Amadou Diallo of New York. Shot 19 times by plains clothes officers. All 4 officers were acquitted.
Christopher Arnold of York, PA., a man who was handicapped, was beaten to death by police in his own front yard.
Mark Anthony Barmore, Rockford, IL, was shot 3 times in the back in the daycare center of a church in front of the children and staff. He was unarmed. Officers Oda Poole and Stan North were not charged. Poole has tried getting back his job on the force, alleging that the Chief of Police had no right to terminate him. North went on disability due to the trauma of the event.
Michael Sago, Jr., Rockford, IL, shot in the back by off-duty sheriff deputy Frank Pobjecky. Pobjecky was not charged and tried benefiting from being a “hero” by running in the Republican primary for Sheriff. He lost.
Antoine Cantrell, College Park, GA
Anthony Smashum, Savannah, GA
Tyisha Miller, Riverside, CA
Daniell Johnson, Lakewood, WA
Now, we add the names of, Eric Gardner, Michael Brown, John Crawford, Ezell Ford.
Local officials are too biased and cannot justly decide when officers of the law should or should not be charged. Even when those cases go before grand juries, those juries only hear the testimony of and see the evidence provided by the local officials who are more inclined to protect their own.
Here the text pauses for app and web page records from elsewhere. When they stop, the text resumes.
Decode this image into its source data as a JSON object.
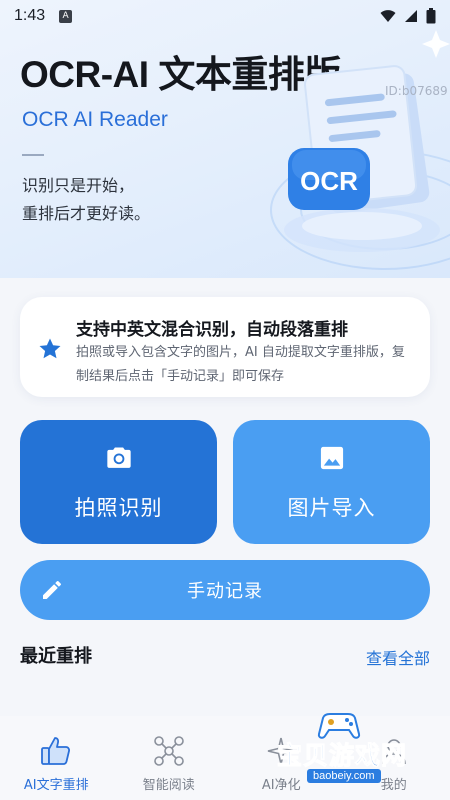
{
  "status_bar": {
    "time": "1:43",
    "notif_letter": "A"
  },
  "hero": {
    "title": "OCR-AI 文本重排版",
    "subtitle": "OCR AI Reader",
    "slogan_line1": "识别只是开始，",
    "slogan_line2": "重排后才更好读。",
    "id_text": "ID:b07689",
    "badge_text": "OCR"
  },
  "feature": {
    "title": "支持中英文混合识别，自动段落重排",
    "description": "拍照或导入包含文字的图片，AI 自动提取文字重排版，复制结果后点击「手动记录」即可保存",
    "icon": "star-icon"
  },
  "actions": {
    "camera_label": "拍照识别",
    "image_label": "图片导入",
    "manual_label": "手动记录"
  },
  "recent": {
    "title": "最近重排",
    "view_all": "查看全部"
  },
  "nav": [
    {
      "label": "AI文字重排",
      "icon": "thumbs-up-icon"
    },
    {
      "label": "智能阅读",
      "icon": "molecule-icon"
    },
    {
      "label": "AI净化",
      "icon": "sparkle-icon"
    },
    {
      "label": "我的",
      "icon": "user-icon"
    }
  ],
  "watermark": {
    "text": "宝贝游戏网",
    "url": "baobeiy.com"
  },
  "colors": {
    "primary": "#2473d6",
    "secondary": "#4a9ef2",
    "accent_text": "#2a6fd8"
  }
}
Something has to be done to assure citizens that when deadly force is used, the matter is not investigated by local officials but by impartial committees that include forensic experts, and medical examiners. There should be one rule and one rule only when a person is shot in the back – 1st degree murder charges.
Posted on 08/15/2014, in Cases, Cops Gone Wild, Michael Brown - Ferguson and tagged deadly force, Eric Garner, Ethan Saylor, investigations, James Boyd, Michael Brown-Ferguson, MO, police brutality, Sean Bell. Bookmark the permalink. 116 Comments.